* GOAL OF THE EXERCISE
Give the listing again, word for word, and let no picture into it.

═══ INPUT RECORDS

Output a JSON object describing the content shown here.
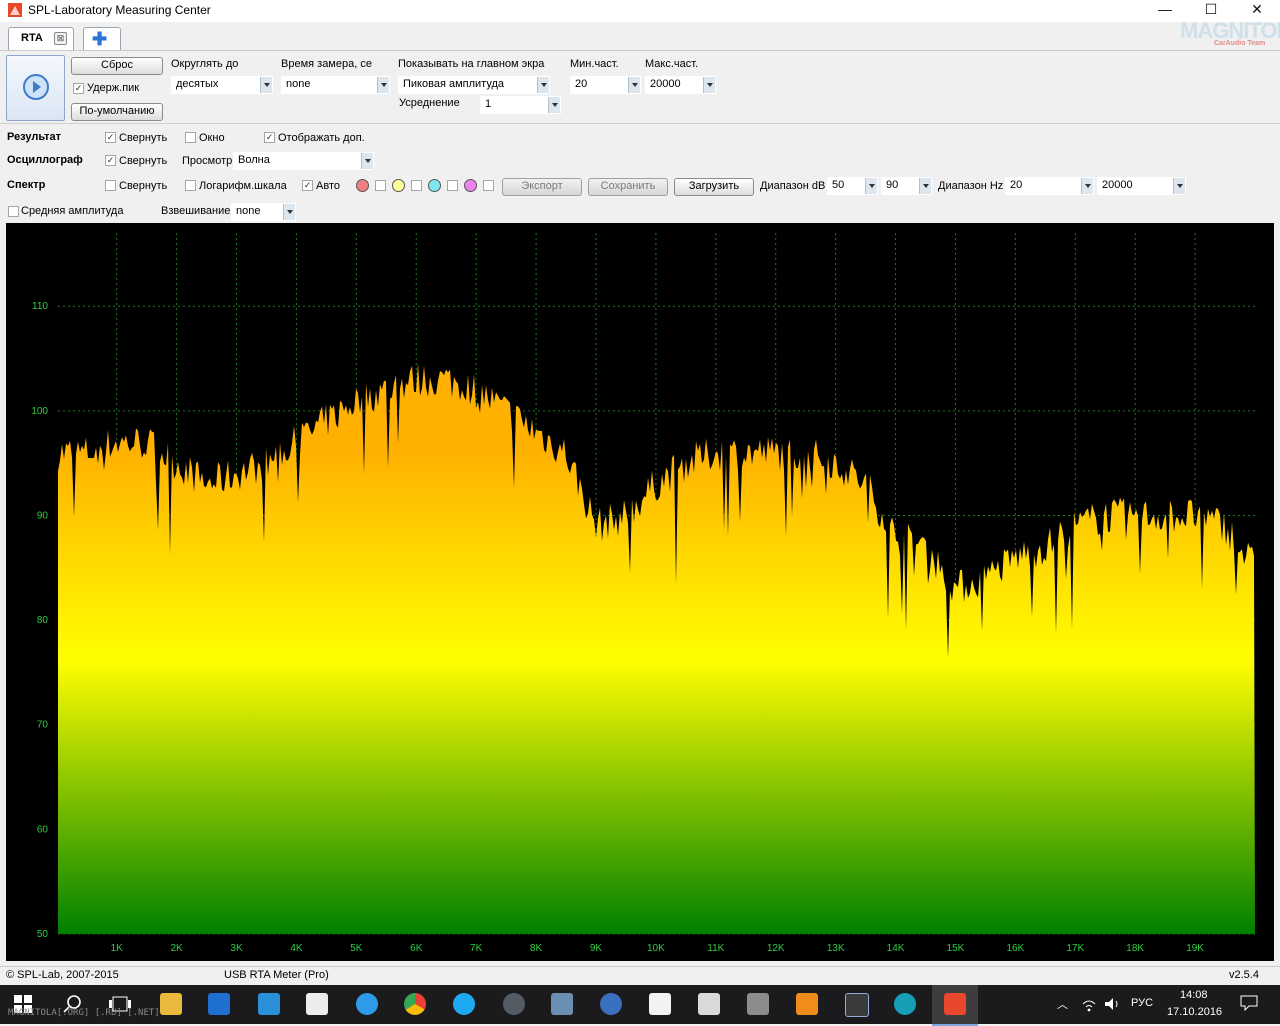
{
  "window": {
    "title": "SPL-Laboratory Measuring Center",
    "minimize": "—",
    "maximize": "☐",
    "close": "✕"
  },
  "tabs": {
    "active_label": "RTA",
    "close_glyph": "⊠",
    "add_glyph": "✚"
  },
  "logo": {
    "main": "MAGNITOLA",
    "sub": "CarAudio Team"
  },
  "toolbar": {
    "reset_label": "Сброс",
    "hold_peak_label": "Удерж.пик",
    "defaults_label": "По-умолчанию",
    "round_label": "Округлять до",
    "round_value": "десятых",
    "measure_time_label": "Время замера, се",
    "measure_time_value": "none",
    "main_display_label": "Показывать на главном экра",
    "main_display_value": "Пиковая амплитуда",
    "averaging_label": "Усреднение",
    "averaging_value": "1",
    "min_freq_label": "Мин.част.",
    "min_freq_value": "20",
    "max_freq_label": "Макс.част.",
    "max_freq_value": "20000"
  },
  "options": {
    "result": {
      "label": "Результат",
      "collapse": "Свернуть",
      "window": "Окно",
      "show_extra": "Отображать доп."
    },
    "oscillograph": {
      "label": "Осциллограф",
      "collapse": "Свернуть",
      "view_label": "Просмотр",
      "view_value": "Волна"
    },
    "spectrum": {
      "label": "Спектр",
      "collapse": "Свернуть",
      "log_scale": "Логарифм.шкала",
      "auto": "Авто",
      "export": "Экспорт",
      "save": "Сохранить",
      "load": "Загрузить",
      "db_range_label": "Диапазон dB",
      "db_min": "50",
      "db_max": "90",
      "hz_range_label": "Диапазон Hz",
      "hz_min": "20",
      "hz_max": "20000"
    },
    "avg_amplitude": "Средняя амплитуда",
    "weighting_label": "Взвешивание",
    "weighting_value": "none",
    "swatch_colors": [
      "#f08080",
      "#ffff99",
      "#7fe8ef",
      "#ee82ee"
    ]
  },
  "chart_data": {
    "type": "area",
    "y_ticks": [
      "50",
      "60",
      "70",
      "80",
      "90",
      "100",
      "110"
    ],
    "ylim": [
      50,
      117
    ],
    "x_ticks": [
      "1K",
      "2K",
      "3K",
      "4K",
      "5K",
      "6K",
      "7K",
      "8K",
      "9K",
      "10K",
      "11K",
      "12K",
      "13K",
      "14K",
      "15K",
      "16K",
      "17K",
      "18K",
      "19K"
    ],
    "xlim": [
      20,
      20000
    ],
    "grid": true,
    "gradient_colors": [
      "#ffb000",
      "#ffff00",
      "#008000"
    ],
    "series": [
      {
        "x": [
          20,
          500,
          1000,
          1500,
          2000,
          2500,
          3000,
          3500,
          4000,
          4500,
          5000,
          5500,
          6000,
          6500,
          7000,
          7500,
          8000,
          8500,
          9000,
          9500,
          10000,
          10500,
          11000,
          11500,
          12000,
          12500,
          13000,
          13500,
          14000,
          14500,
          15000,
          15500,
          16000,
          16500,
          17000,
          17500,
          18000,
          18500,
          19000,
          19500,
          20000
        ],
        "y": [
          96,
          96,
          97,
          97,
          95,
          93,
          94,
          95,
          97,
          99,
          101,
          102,
          103,
          103,
          102,
          100,
          98,
          96,
          89,
          90,
          93,
          95,
          96,
          96,
          96,
          96,
          95,
          93,
          88,
          87,
          83,
          84,
          86,
          87,
          89,
          90,
          90,
          90,
          90,
          89,
          85
        ]
      }
    ]
  },
  "statusbar": {
    "copyright": "© SPL-Lab, 2007-2015",
    "device": "USB RTA Meter (Pro)",
    "version": "v2.5.4"
  },
  "taskbar": {
    "lang": "РУС",
    "time": "14:08",
    "date": "17.10.2016",
    "watermark": "MAGNITOLA[.ORG] [.RU] [.NET]"
  }
}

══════

* WRITTEN SOLUTION
Output a JSON object describing the content shown here.
{
  "window": {
    "title": "SPL-Laboratory Measuring Center",
    "minimize": "—",
    "maximize": "☐",
    "close": "✕"
  },
  "tabs": {
    "active_label": "RTA",
    "close_glyph": "⊠",
    "add_glyph": "✚"
  },
  "logo": {
    "main": "MAGNITOLA",
    "sub": "CarAudio Team"
  },
  "toolbar": {
    "reset_label": "Сброс",
    "hold_peak_label": "Удерж.пик",
    "defaults_label": "По-умолчанию",
    "round_label": "Округлять до",
    "round_value": "десятых",
    "measure_time_label": "Время замера, се",
    "measure_time_value": "none",
    "main_display_label": "Показывать на главном экра",
    "main_display_value": "Пиковая амплитуда",
    "averaging_label": "Усреднение",
    "averaging_value": "1",
    "min_freq_label": "Мин.част.",
    "min_freq_value": "20",
    "max_freq_label": "Макс.част.",
    "max_freq_value": "20000"
  },
  "options": {
    "result": {
      "label": "Результат",
      "collapse": "Свернуть",
      "window": "Окно",
      "show_extra": "Отображать доп."
    },
    "oscillograph": {
      "label": "Осциллограф",
      "collapse": "Свернуть",
      "view_label": "Просмотр",
      "view_value": "Волна"
    },
    "spectrum": {
      "label": "Спектр",
      "collapse": "Свернуть",
      "log_scale": "Логарифм.шкала",
      "auto": "Авто",
      "export": "Экспорт",
      "save": "Сохранить",
      "load": "Загрузить",
      "db_range_label": "Диапазон dB",
      "db_min": "50",
      "db_max": "90",
      "hz_range_label": "Диапазон Hz",
      "hz_min": "20",
      "hz_max": "20000"
    },
    "avg_amplitude": "Средняя амплитуда",
    "weighting_label": "Взвешивание",
    "weighting_value": "none",
    "swatch_colors": [
      "#f08080",
      "#ffff99",
      "#7fe8ef",
      "#ee82ee"
    ]
  },
  "chart_data": {
    "type": "area",
    "y_ticks": [
      "50",
      "60",
      "70",
      "80",
      "90",
      "100",
      "110"
    ],
    "ylim": [
      50,
      117
    ],
    "x_ticks": [
      "1K",
      "2K",
      "3K",
      "4K",
      "5K",
      "6K",
      "7K",
      "8K",
      "9K",
      "10K",
      "11K",
      "12K",
      "13K",
      "14K",
      "15K",
      "16K",
      "17K",
      "18K",
      "19K"
    ],
    "xlim": [
      20,
      20000
    ],
    "grid": true,
    "gradient_colors": [
      "#ffb000",
      "#ffff00",
      "#008000"
    ],
    "series": [
      {
        "x": [
          20,
          500,
          1000,
          1500,
          2000,
          2500,
          3000,
          3500,
          4000,
          4500,
          5000,
          5500,
          6000,
          6500,
          7000,
          7500,
          8000,
          8500,
          9000,
          9500,
          10000,
          10500,
          11000,
          11500,
          12000,
          12500,
          13000,
          13500,
          14000,
          14500,
          15000,
          15500,
          16000,
          16500,
          17000,
          17500,
          18000,
          18500,
          19000,
          19500,
          20000
        ],
        "y": [
          96,
          96,
          97,
          97,
          95,
          93,
          94,
          95,
          97,
          99,
          101,
          102,
          103,
          103,
          102,
          100,
          98,
          96,
          89,
          90,
          93,
          95,
          96,
          96,
          96,
          96,
          95,
          93,
          88,
          87,
          83,
          84,
          86,
          87,
          89,
          90,
          90,
          90,
          90,
          89,
          85
        ]
      }
    ]
  },
  "statusbar": {
    "copyright": "© SPL-Lab, 2007-2015",
    "device": "USB RTA Meter (Pro)",
    "version": "v2.5.4"
  },
  "taskbar": {
    "lang": "РУС",
    "time": "14:08",
    "date": "17.10.2016",
    "watermark": "MAGNITOLA[.ORG] [.RU] [.NET]"
  }
}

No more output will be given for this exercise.